→ **Required work**:
All lines below must be repeated exactly, with the pictures omitted.

→ **Exercise materials**:
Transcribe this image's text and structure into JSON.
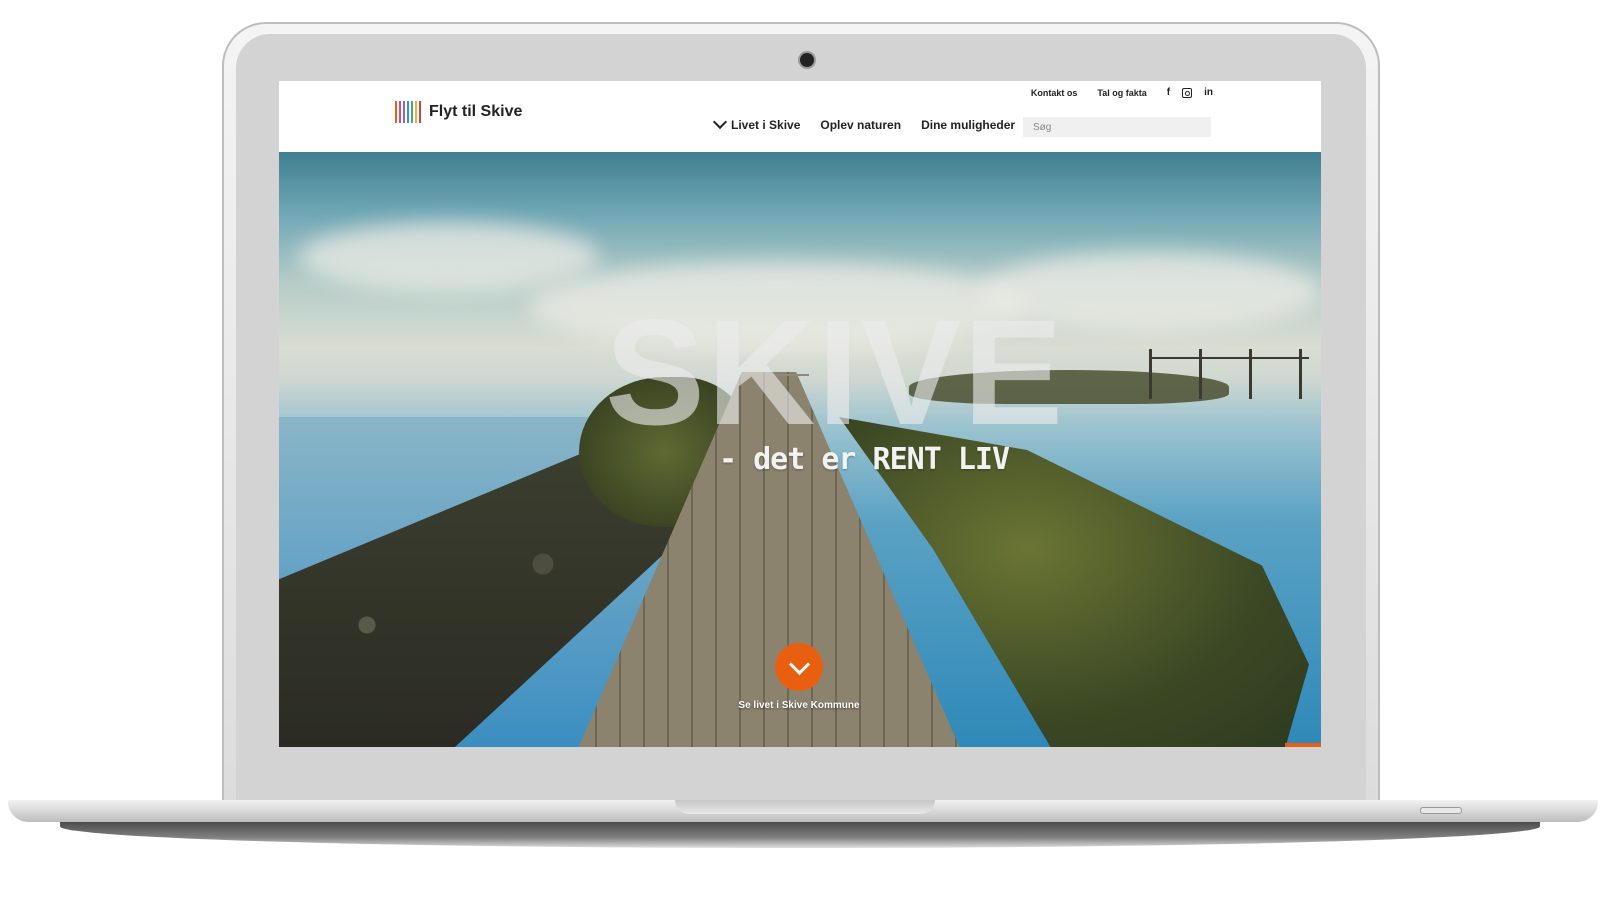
{
  "site": {
    "logo_text": "Flyt til Skive",
    "logo_colors": [
      "#e8600f",
      "#d94f7a",
      "#8a6bb0",
      "#3a8fc8",
      "#43a97a",
      "#e0b43a",
      "#c44"
    ]
  },
  "header": {
    "top_links": [
      "Kontakt os",
      "Tal og fakta"
    ],
    "social_icons": [
      "facebook-icon",
      "instagram-icon",
      "linkedin-icon"
    ],
    "social_glyphs": {
      "facebook": "f",
      "linkedin": "in"
    },
    "nav": [
      "Livet i Skive",
      "Oplev naturen",
      "Dine muligheder"
    ],
    "search_placeholder": "Søg"
  },
  "hero": {
    "title": "SKIVE",
    "subtitle": "- det er RENT LIV",
    "scroll_label": "Se livet i Skive Kommune"
  },
  "colors": {
    "accent": "#e8600f"
  }
}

→ **Output for this task**:
Transcribe this image's text and structure into JSON.
{
  "site": {
    "logo_text": "Flyt til Skive",
    "logo_colors": [
      "#e8600f",
      "#d94f7a",
      "#8a6bb0",
      "#3a8fc8",
      "#43a97a",
      "#e0b43a",
      "#c44"
    ]
  },
  "header": {
    "top_links": [
      "Kontakt os",
      "Tal og fakta"
    ],
    "social_icons": [
      "facebook-icon",
      "instagram-icon",
      "linkedin-icon"
    ],
    "social_glyphs": {
      "facebook": "f",
      "linkedin": "in"
    },
    "nav": [
      "Livet i Skive",
      "Oplev naturen",
      "Dine muligheder"
    ],
    "search_placeholder": "Søg"
  },
  "hero": {
    "title": "SKIVE",
    "subtitle": "- det er RENT LIV",
    "scroll_label": "Se livet i Skive Kommune"
  },
  "colors": {
    "accent": "#e8600f"
  }
}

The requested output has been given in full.